All requirements must be completed by June 30 prior to matriculation into the program. If the candidate is offered a seat in the program but fails to complete all admission requirements by June 30, the offer of admission will be withdrawn.
The program does not award credit for either any courses taken outside the program or any experiential work completed prior to admission. Thus, no advanced standing is given to any student. All admitted students must complete the curriculum in its entirety.
The program does not accept transfer students.
Our admission cycle began in Summer 2013. Applications are on Monmouth University's Graduate Admission Web site. Students are able to apply online.
Our first class will graduate in 2017, and thus, we have no results. Once we have graduates, we will post PANCE pass rates on a separate Web page.
Yes, applicants will have to have taken the General GRE within the last five years. Scores should be submitted to Monmouth University using the code 2416.
No, all applicants must take the GRE. Applicants who possess a graduate degree can ask the Admission Committee for a GRE waiver.
To be considered for an admission interview, we prefer a combined verbal and quantitative score greater than 320 and an analytical writing score greater than 4.5 on the revised GRE General Test (taken after August 2011). Scores for the GRE taken prior to August 2011 should be in the 50th percentile or better.

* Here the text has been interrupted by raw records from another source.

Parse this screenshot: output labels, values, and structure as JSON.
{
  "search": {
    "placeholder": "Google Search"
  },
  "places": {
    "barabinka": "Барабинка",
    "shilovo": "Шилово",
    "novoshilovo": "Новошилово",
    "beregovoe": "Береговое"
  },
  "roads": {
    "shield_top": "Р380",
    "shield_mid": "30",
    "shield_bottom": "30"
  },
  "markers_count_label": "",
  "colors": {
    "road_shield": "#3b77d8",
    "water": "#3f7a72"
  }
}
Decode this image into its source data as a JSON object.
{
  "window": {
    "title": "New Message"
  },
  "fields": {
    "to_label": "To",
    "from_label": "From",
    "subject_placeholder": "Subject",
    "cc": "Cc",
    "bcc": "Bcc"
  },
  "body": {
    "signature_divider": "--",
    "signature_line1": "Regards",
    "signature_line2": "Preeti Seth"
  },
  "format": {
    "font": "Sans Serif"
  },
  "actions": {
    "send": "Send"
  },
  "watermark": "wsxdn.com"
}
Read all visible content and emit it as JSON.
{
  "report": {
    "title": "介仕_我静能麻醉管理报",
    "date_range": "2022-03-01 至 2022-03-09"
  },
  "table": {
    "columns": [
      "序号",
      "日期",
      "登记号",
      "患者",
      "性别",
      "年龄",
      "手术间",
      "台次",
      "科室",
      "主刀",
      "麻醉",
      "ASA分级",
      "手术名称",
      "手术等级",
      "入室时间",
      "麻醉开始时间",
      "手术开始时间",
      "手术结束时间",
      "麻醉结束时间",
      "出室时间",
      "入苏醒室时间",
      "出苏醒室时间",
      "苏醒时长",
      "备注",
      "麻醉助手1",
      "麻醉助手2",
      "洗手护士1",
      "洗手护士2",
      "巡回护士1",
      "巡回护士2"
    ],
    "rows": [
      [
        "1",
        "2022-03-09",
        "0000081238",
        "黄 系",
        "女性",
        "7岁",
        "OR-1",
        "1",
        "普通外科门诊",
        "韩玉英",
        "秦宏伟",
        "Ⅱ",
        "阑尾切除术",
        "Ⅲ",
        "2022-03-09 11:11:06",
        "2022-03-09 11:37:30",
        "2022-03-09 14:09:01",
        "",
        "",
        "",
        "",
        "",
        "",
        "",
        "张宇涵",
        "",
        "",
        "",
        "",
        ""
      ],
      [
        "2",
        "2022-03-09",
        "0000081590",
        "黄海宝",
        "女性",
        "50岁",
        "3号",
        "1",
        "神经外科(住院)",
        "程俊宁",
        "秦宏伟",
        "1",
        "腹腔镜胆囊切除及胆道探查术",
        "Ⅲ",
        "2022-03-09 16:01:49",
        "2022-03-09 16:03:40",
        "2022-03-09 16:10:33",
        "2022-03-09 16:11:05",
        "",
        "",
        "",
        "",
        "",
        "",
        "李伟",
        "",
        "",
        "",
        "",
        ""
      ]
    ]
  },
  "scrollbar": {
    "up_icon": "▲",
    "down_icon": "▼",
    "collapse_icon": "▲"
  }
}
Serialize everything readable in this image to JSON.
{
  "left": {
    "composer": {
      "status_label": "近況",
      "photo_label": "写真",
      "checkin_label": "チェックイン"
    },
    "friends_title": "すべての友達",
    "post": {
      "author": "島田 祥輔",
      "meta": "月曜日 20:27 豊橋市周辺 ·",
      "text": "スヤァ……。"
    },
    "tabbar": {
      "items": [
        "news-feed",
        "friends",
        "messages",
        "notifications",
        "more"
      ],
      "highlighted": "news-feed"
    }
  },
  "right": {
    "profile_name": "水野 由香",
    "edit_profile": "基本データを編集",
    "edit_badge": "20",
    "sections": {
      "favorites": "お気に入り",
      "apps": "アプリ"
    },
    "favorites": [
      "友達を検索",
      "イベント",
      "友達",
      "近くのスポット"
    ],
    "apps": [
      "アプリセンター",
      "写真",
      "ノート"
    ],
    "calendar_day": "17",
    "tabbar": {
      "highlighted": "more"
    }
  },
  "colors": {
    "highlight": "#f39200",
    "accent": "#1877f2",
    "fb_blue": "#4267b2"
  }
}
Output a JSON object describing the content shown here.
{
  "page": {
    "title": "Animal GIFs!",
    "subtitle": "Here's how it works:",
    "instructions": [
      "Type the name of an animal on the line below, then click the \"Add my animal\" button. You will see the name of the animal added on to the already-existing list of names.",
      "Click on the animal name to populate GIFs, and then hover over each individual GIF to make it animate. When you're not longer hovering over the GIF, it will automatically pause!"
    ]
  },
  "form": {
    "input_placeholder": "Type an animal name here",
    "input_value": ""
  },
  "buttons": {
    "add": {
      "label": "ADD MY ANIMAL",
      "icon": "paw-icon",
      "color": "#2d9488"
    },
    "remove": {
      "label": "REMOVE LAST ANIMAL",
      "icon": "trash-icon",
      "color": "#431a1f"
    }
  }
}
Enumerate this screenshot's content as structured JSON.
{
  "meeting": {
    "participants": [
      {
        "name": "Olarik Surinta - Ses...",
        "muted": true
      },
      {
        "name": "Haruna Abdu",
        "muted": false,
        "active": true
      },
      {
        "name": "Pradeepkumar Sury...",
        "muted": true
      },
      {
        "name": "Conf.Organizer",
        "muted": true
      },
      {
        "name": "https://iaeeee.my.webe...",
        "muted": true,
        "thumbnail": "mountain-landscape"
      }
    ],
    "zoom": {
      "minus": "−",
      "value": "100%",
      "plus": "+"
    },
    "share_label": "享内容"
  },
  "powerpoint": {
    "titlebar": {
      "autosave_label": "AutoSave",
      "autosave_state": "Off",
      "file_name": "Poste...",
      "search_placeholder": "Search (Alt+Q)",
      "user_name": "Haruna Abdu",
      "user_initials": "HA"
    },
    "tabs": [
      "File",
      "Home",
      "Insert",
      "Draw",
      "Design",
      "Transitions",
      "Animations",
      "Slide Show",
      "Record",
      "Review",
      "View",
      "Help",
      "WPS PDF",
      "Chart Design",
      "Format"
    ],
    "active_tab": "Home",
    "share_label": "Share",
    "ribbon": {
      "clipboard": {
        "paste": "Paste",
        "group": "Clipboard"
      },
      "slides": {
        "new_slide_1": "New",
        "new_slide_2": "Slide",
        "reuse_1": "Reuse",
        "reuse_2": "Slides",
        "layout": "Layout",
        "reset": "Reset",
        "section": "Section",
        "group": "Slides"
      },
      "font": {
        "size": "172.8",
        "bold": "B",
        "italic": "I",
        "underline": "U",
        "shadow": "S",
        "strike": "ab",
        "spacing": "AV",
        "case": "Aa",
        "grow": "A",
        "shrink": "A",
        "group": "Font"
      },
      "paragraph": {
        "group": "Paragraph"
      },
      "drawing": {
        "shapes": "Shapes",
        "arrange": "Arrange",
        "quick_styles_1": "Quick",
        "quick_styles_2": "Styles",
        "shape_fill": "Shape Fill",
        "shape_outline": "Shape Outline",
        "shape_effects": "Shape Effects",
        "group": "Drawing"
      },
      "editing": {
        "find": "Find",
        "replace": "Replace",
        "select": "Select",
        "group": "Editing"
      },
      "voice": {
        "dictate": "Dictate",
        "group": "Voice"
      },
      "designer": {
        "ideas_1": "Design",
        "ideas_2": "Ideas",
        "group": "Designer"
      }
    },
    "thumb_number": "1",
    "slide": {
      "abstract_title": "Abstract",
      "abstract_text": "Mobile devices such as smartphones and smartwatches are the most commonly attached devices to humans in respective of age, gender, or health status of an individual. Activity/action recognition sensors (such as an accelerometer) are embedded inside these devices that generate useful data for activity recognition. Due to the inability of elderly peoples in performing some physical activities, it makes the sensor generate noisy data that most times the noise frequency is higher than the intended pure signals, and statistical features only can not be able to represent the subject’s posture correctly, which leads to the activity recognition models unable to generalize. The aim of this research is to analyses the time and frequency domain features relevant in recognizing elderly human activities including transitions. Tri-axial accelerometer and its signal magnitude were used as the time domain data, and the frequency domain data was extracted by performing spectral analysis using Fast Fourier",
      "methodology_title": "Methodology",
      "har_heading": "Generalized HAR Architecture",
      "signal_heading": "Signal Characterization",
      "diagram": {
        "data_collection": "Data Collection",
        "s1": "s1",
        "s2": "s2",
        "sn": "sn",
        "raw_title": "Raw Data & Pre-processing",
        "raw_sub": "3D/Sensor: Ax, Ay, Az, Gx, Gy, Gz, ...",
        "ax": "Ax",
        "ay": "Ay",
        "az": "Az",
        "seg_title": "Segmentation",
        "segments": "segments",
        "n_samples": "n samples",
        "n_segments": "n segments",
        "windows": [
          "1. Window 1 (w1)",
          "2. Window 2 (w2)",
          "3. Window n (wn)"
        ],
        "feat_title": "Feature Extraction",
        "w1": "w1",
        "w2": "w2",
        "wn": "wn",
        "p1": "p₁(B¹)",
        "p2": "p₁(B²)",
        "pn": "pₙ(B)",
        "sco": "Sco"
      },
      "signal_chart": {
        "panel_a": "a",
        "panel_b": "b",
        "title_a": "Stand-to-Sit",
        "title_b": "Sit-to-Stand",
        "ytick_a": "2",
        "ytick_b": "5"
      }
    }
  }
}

Prospective students may be eligible to apply, but you first must have your transcripts reviewed by a transcript evaluation service, such as World Education Services (WES), to ensure that the courses you took are equivalent. The official WES evaluation report must be submitted directly to Monmouth University Graduate Admission.
Prospective students whose native language is not English must submit official score results from TOEFL, in addition to taking the GRE.
No, meeting the minimum requirements does not guarantee admission into the program.
No, meeting the minimum requirements does not guarantee that an interview will be granted.
We expect that admission to the program will be highly competitive and presume that successful candidates will possess credentials greater than the minimum standards.
In addition, preferred candidates will be selected from students enrolled in Monmouth University's undergraduate biology and health studies programs.
The program does not have a policy that forbids students from working while enrolled in the program; however, it is suggested that students do not work more than 15 hours per week. Any employment the student does have must never interfere with class or clinical schedules. Work can never be used as an excuse for doing poorly on an exam.
Employment within the PA program is not offered to matriculated students.
No, students are not required to solicit clinical sites in order to complete the clinical phase of the program. The program maintains a directory of sites to which students will be assigned during the second and third years of the program.
If the student knows of a physician or healthcare facility that is interested in having students at their site, the student should forward the information to the director of clinical education for follow-up and review of the appropriateness of the site to deliver quality experiences for our students.
The program has agreements with sites in the following counties: Monmouth, Ocean, Atlantic, and Essex. We have contracts with hospitals and physician offices, thereby giving students an opportunity to have a wide range of experiences. We continue to cultivate new sites, and as we get closer to opening the program, we will have a complete listing of sites.
Yes, if you have further questions about the admission process or courses you need to take to fulfill the prerequisites, you can call the PA program and make an appointment to speak to a faculty member. Speaking to a faculty member prior to submitting an application does not guarantee an interview or admission to the program.